### MATERIAL PROVIDED
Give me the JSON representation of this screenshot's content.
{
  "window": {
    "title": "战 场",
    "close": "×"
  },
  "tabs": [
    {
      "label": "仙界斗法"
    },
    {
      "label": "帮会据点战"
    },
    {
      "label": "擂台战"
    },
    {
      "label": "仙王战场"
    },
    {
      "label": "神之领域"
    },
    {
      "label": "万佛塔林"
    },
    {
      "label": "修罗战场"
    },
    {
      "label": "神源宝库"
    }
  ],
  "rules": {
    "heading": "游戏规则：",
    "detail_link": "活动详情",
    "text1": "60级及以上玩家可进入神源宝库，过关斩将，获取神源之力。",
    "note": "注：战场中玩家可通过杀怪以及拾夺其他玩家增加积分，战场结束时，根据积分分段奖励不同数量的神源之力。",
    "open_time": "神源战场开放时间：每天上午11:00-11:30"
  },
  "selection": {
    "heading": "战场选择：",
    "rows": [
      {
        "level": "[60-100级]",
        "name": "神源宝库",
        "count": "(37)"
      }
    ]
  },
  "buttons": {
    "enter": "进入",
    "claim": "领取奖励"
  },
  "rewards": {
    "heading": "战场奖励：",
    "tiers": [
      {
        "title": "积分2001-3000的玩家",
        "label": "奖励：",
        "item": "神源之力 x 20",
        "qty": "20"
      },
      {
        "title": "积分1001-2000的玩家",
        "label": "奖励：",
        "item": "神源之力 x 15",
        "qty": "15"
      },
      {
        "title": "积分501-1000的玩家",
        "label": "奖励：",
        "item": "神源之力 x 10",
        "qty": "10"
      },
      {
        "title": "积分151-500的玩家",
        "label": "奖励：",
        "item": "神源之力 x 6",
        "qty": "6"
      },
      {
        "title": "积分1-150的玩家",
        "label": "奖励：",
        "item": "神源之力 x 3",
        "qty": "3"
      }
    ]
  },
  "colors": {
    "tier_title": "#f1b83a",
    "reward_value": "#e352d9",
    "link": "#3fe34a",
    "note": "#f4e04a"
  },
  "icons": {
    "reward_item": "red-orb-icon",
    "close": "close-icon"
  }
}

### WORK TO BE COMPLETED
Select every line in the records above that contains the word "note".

### WRITTEN REPLY
    "note": "注：战场中玩家可通过杀怪以及拾夺其他玩家增加积分，战场结束时，根据积分分段奖励不同数量的神源之力。",
    "note": "#f4e04a"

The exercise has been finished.